Start of DATA TO PROCESS
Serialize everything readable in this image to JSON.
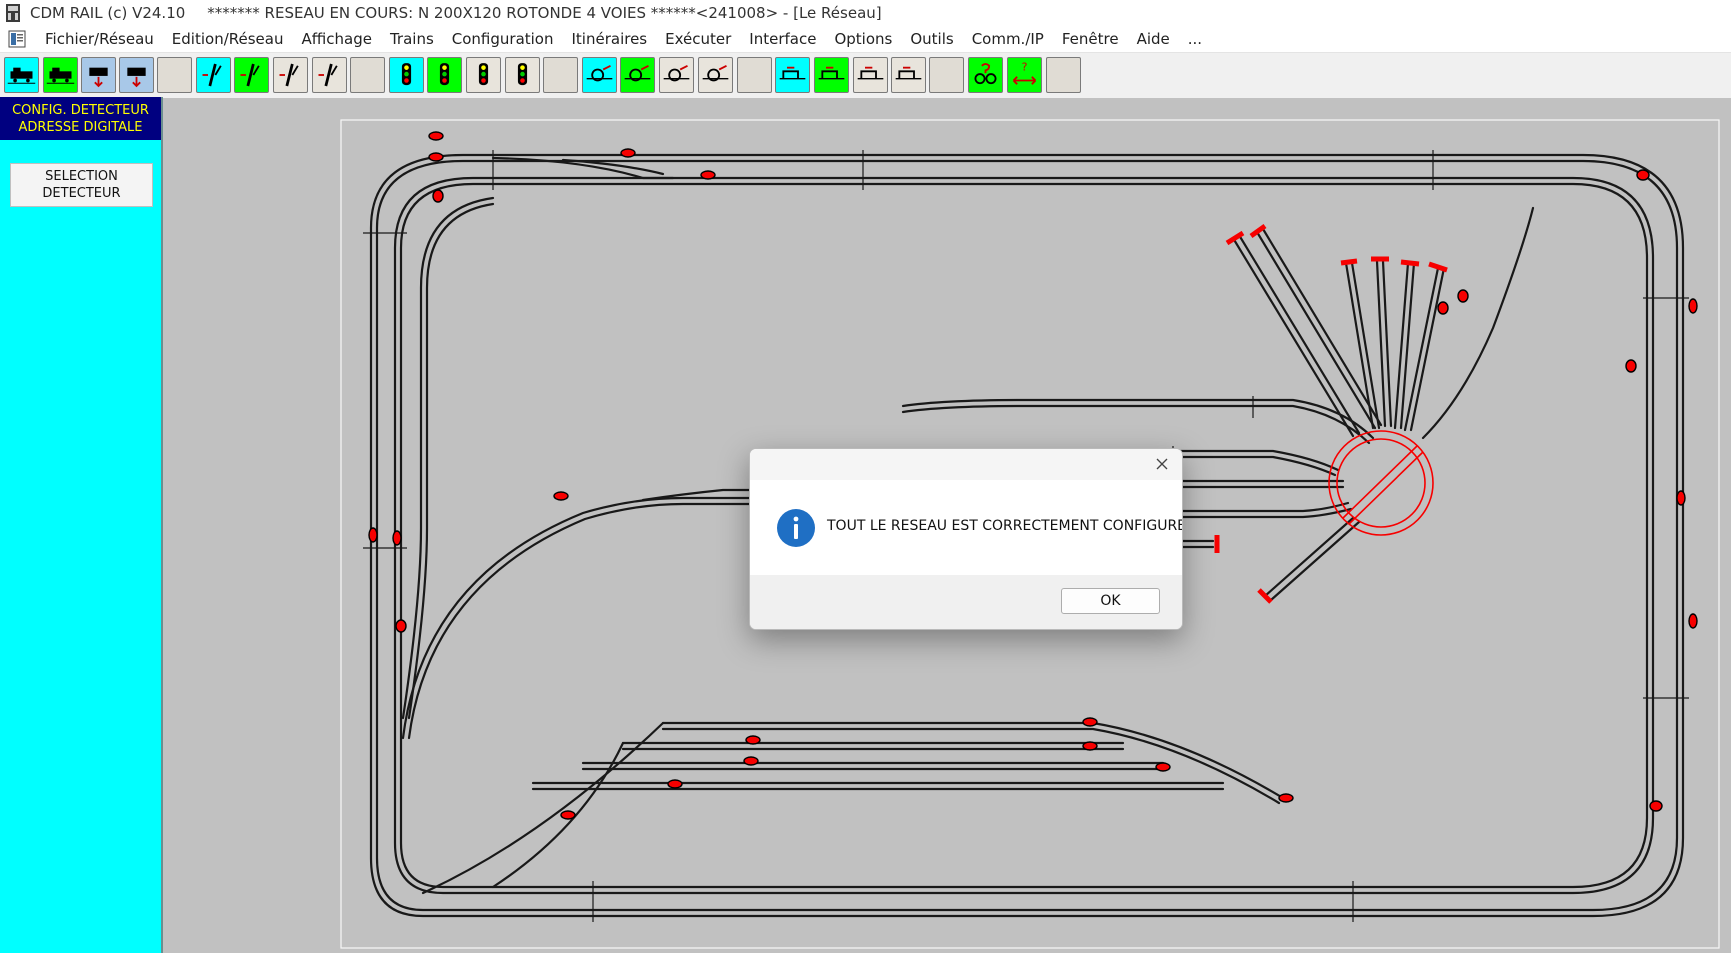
{
  "window": {
    "app": "CDM RAIL (c) V24.10",
    "title": "******* RESEAU EN COURS: N 200X120 ROTONDE 4 VOIES ******<241008> - [Le Réseau]"
  },
  "menu": [
    "Fichier/Réseau",
    "Edition/Réseau",
    "Affichage",
    "Trains",
    "Configuration",
    "Itinéraires",
    "Exécuter",
    "Interface",
    "Options",
    "Outils",
    "Comm./IP",
    "Fenêtre",
    "Aide",
    "..."
  ],
  "toolbar": {
    "buttons": [
      {
        "name": "locomotive-tool-icon",
        "bg": "#00ffff"
      },
      {
        "name": "train-tool-icon",
        "bg": "#00ff00"
      },
      {
        "name": "wagon-up-tool-icon",
        "bg": "#a8c8e8"
      },
      {
        "name": "wagon-down-tool-icon",
        "bg": "#a8c8e8"
      },
      {
        "name": "empty-slot",
        "bg": "#e0dcd4"
      },
      {
        "name": "turnout-tool-icon",
        "bg": "#00ffff"
      },
      {
        "name": "turnout-set-tool-icon",
        "bg": "#00ff00"
      },
      {
        "name": "turnout-left-tool-icon",
        "bg": "#e8e4dc"
      },
      {
        "name": "turnout-right-tool-icon",
        "bg": "#e8e4dc"
      },
      {
        "name": "empty-slot",
        "bg": "#e0dcd4"
      },
      {
        "name": "signal-tool-icon",
        "bg": "#00ffff"
      },
      {
        "name": "signal-set-tool-icon",
        "bg": "#00ff00"
      },
      {
        "name": "signal-left-tool-icon",
        "bg": "#e8e4dc"
      },
      {
        "name": "signal-right-tool-icon",
        "bg": "#e8e4dc"
      },
      {
        "name": "empty-slot",
        "bg": "#e0dcd4"
      },
      {
        "name": "detector-tool-icon",
        "bg": "#00ffff"
      },
      {
        "name": "detector-set-tool-icon",
        "bg": "#00ff00"
      },
      {
        "name": "detector-left-tool-icon",
        "bg": "#e8e4dc"
      },
      {
        "name": "detector-right-tool-icon",
        "bg": "#e8e4dc"
      },
      {
        "name": "empty-slot",
        "bg": "#e0dcd4"
      },
      {
        "name": "block-tool-icon",
        "bg": "#00ffff"
      },
      {
        "name": "block-set-tool-icon",
        "bg": "#00ff00"
      },
      {
        "name": "block-left-tool-icon",
        "bg": "#e8e4dc"
      },
      {
        "name": "block-right-tool-icon",
        "bg": "#e8e4dc"
      },
      {
        "name": "empty-slot",
        "bg": "#e0dcd4"
      },
      {
        "name": "config-detector-tool-icon",
        "bg": "#00ff00"
      },
      {
        "name": "help-address-tool-icon",
        "bg": "#00ff00"
      },
      {
        "name": "empty-slot",
        "bg": "#e0dcd4"
      }
    ]
  },
  "sidebar": {
    "header": [
      "CONFIG. DETECTEUR",
      "ADRESSE DIGITALE"
    ],
    "button": [
      "SELECTION",
      "DETECTEUR"
    ]
  },
  "dialog": {
    "message": "TOUT LE RESEAU EST CORRECTEMENT CONFIGURE",
    "ok": "OK",
    "icon": "info-icon",
    "close_icon": "close-icon"
  },
  "colors": {
    "sidebar_bg": "#00ffff",
    "sidebar_header_bg": "#000080",
    "sidebar_header_text": "#ffff00",
    "layout_bg": "#c8c8c8",
    "track": "#1a1a1a",
    "signal": "#ff0000",
    "info_icon": "#1f6fc4"
  }
}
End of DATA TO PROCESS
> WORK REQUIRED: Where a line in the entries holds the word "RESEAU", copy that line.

> TASK SOLUTION:
    "title": "******* RESEAU EN COURS: N 200X120 ROTONDE 4 VOIES ******<241008> - [Le Réseau]"
    "message": "TOUT LE RESEAU EST CORRECTEMENT CONFIGURE",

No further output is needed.